  4. I feel the same way. My kids don't even have a toy box! They have a bucket to keep outside toys (football, soccer ball, helmets for bikes etc) but they have one stand with little compartments to put coloring books and legos. I don't want to raise entitled children so teaching them to earn things is the best!

    1. Glad there's someone out there more extreme than me.;) Then you're keeping them outside too, for the most part.
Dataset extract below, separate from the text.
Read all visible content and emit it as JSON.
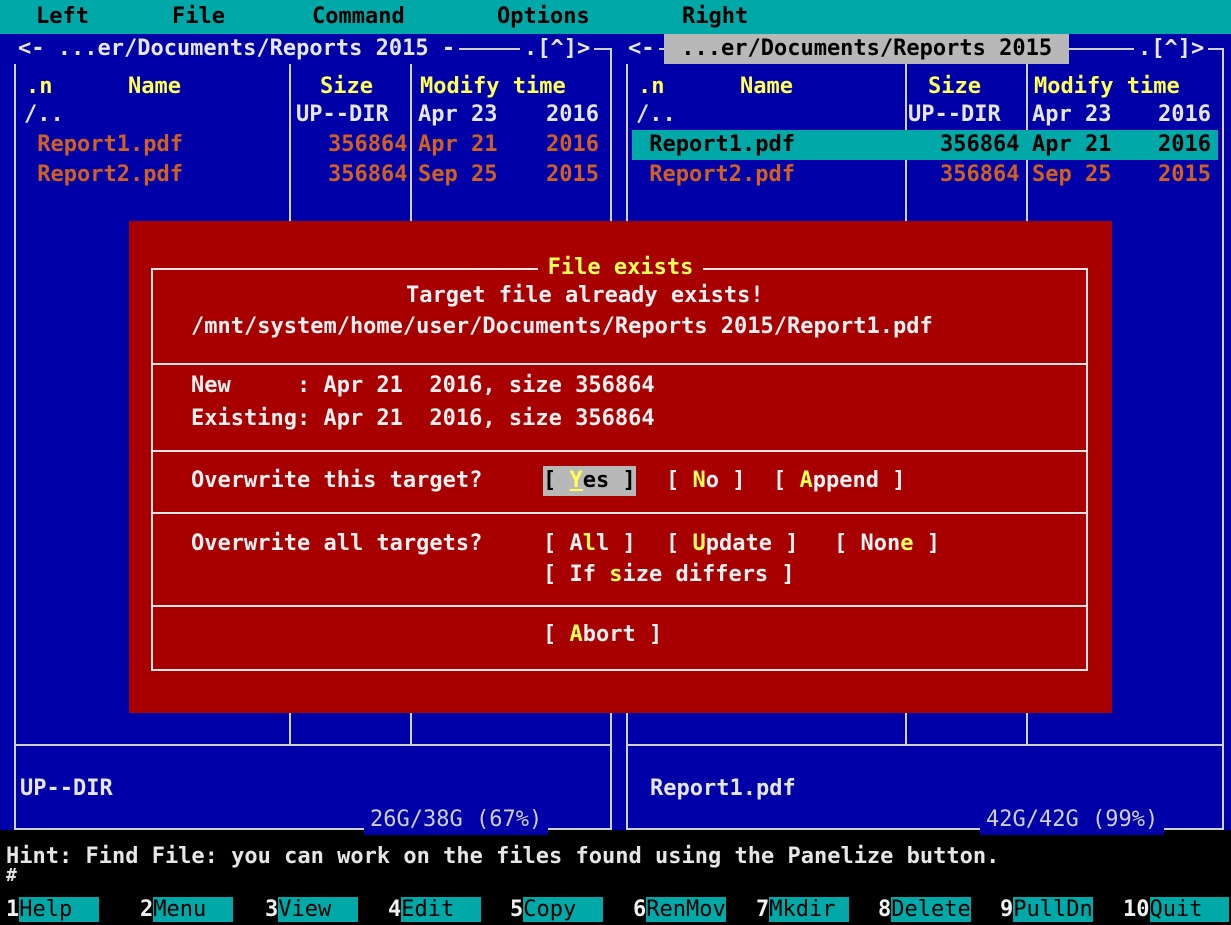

  5. Great post, Rachael! You should check out the book The Life-Changing Magic of Tidying Up: The Japanese Art of Decluttering and Organizing. It's a very easy read and it's primarily about reducing your belongings to only those that are practical and useful, and those that you truly cherish (it isn't really about "tidying" as in cleaning). I shared the book with my girls and try to teach them that if they choose to keep something, they have to "respect" the item by "taking care of it" (the definition of "taking care of it" varies). If they don't take care of it, it must not be that important to them and it should be donated (it's a very different philosophy than making them clean up after themselves). We've also had long conversations about birthday and Christmas gifts (based on ideas from the book) - they don't have to feel obligated to keep something just because it was a gift. They can express their gratitude to the person who gave it to them, then in private they acknowledge the sentiment behind the gift and "thank" the item for serving its purpose and then choose to pass it along. I know it sounds a little wacky, and the book is a little "out there" (the author suggests that you should empty your purse very night so it can "rest"), but the message is very clear. Every time we purge, we ask "does this item bring me joy?" :) And as you know, my home is hardly ever tidy or orderly, but we've never lost a game or puzzle piece, or shoes, or anything for that matter! Obviously, my kids are older, but I think it's a conversation you could start having even when they're young, and then it's less a "mandate" and more a philosophy.

    Oh, and I also wanted to share what we do with our charitable giving. A few years ago, the girls chose a few causes they were interested in (an animal shelter, the food pantry, and a children's hospital). They put money in the "jars" whenever they receive cash (they don't get an allowance), and every few months or so, we count it up, I match whatever they've contributed, and we donate it (sometimes we go shopping for certain items and deliver them, which they love). They're very invested in it and it's a lot of fun - they always want to beat how much we donated last time.

    Sorry for the long comment! Your posts always remind me what life was like when the girls were younger (which seems like a total blur these days)! Enjoy! <3

    (Don't ask about my comment ID - I have no idea how to change it!)

    1. LOL - you probably had no idea that this is Sam! :)

    2. Hi Sam! Thanks for the comment!

      I have heard of that book, but I haven't gotten my hands on it yet. Now I am intrigued, and I want to share it with the girls like you did. Having it be "less of a mandate and more of a philosophy" with them.. That would change things, for sure. Then they wouldn't be packrats as a reaction to us and our ways. I'm going to have to check out that book.

      I like your method for charitable giving too. On a sidenote, I have to say I am so impressed by your girls. They are so sweet and helpful and just nice to be around. You must be so proud.